START Source records

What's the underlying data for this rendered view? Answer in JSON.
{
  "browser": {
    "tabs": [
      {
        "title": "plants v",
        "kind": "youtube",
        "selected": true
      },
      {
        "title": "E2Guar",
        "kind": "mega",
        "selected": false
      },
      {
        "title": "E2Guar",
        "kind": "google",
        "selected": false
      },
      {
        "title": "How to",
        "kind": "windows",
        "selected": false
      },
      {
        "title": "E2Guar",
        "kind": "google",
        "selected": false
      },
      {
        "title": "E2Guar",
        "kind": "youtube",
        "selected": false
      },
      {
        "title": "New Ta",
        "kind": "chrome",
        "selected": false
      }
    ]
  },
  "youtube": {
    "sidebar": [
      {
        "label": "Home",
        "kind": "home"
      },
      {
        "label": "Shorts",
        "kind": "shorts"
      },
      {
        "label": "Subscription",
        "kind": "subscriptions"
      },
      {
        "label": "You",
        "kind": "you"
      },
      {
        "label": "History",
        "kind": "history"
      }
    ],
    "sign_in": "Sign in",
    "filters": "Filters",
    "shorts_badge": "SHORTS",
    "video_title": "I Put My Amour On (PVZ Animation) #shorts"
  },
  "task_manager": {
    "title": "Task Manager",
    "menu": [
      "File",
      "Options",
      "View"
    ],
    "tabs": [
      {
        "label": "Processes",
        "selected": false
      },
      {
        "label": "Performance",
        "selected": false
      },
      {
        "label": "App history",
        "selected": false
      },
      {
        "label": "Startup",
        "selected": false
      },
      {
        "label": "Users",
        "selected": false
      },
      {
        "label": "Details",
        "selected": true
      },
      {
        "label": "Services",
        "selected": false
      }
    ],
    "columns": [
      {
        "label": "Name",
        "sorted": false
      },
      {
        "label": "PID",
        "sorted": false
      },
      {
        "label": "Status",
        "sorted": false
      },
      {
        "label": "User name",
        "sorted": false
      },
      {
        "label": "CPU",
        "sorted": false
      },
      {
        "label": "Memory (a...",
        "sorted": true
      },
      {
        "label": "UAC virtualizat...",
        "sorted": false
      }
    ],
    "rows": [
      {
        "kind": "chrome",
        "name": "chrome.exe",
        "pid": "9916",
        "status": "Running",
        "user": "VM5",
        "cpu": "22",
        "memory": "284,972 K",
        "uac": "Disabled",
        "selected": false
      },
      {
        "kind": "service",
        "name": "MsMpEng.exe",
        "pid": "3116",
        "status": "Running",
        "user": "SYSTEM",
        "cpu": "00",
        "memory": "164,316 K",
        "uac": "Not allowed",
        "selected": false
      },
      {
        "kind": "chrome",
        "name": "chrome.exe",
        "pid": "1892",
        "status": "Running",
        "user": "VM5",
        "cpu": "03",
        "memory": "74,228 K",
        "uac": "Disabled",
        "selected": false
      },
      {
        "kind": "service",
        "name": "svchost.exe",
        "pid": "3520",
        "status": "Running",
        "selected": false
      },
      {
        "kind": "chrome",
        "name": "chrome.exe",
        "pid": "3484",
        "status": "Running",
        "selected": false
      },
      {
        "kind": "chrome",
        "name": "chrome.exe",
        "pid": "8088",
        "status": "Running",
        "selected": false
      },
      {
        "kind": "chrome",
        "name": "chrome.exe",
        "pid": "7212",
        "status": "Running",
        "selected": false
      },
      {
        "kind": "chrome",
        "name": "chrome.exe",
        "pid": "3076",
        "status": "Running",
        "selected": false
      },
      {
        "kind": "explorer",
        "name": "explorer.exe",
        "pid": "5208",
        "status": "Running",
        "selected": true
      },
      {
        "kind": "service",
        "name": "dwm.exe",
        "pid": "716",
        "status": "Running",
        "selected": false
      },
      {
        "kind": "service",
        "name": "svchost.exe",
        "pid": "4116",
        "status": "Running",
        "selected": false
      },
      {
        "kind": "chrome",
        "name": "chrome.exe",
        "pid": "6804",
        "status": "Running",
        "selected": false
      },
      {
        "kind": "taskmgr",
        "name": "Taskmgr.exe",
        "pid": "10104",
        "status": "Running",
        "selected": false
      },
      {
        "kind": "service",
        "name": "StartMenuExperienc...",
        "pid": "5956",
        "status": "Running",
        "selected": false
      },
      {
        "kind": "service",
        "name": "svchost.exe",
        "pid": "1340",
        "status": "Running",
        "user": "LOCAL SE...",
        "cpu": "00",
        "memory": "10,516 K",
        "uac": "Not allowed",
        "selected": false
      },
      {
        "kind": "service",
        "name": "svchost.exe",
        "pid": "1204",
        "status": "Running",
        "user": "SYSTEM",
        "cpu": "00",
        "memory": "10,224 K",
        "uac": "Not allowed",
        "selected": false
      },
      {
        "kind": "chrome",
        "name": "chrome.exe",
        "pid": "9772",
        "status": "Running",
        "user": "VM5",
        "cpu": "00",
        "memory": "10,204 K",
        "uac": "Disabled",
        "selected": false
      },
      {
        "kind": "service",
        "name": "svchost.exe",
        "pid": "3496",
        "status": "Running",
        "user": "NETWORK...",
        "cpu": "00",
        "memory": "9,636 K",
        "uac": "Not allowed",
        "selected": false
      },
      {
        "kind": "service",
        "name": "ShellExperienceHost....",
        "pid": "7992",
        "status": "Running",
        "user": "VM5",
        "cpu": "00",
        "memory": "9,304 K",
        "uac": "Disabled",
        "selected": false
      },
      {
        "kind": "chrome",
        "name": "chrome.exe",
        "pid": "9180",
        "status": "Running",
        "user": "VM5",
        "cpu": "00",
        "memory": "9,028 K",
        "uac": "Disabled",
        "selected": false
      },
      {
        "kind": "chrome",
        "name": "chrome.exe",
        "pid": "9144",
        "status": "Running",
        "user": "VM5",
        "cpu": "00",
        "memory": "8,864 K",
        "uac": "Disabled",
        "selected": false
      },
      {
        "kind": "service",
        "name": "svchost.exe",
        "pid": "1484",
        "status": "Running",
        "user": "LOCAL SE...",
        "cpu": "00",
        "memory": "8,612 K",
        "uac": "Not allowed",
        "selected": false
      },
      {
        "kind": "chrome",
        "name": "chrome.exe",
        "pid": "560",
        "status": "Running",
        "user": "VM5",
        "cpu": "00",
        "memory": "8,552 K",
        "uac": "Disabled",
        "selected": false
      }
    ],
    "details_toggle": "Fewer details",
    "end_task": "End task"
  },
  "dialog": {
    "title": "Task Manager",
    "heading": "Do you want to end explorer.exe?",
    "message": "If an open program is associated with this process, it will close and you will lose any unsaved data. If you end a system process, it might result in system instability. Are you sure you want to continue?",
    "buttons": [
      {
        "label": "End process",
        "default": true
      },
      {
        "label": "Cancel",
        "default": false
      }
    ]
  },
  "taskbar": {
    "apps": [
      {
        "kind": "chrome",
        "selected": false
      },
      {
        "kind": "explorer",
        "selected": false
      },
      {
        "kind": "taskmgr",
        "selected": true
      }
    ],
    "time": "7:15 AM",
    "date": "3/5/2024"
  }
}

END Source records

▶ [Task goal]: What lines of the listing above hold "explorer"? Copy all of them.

▶ [Answer to this problem]:
        "kind": "explorer",
        "name": "explorer.exe",
    "heading": "Do you want to end explorer.exe?",
        "kind": "explorer",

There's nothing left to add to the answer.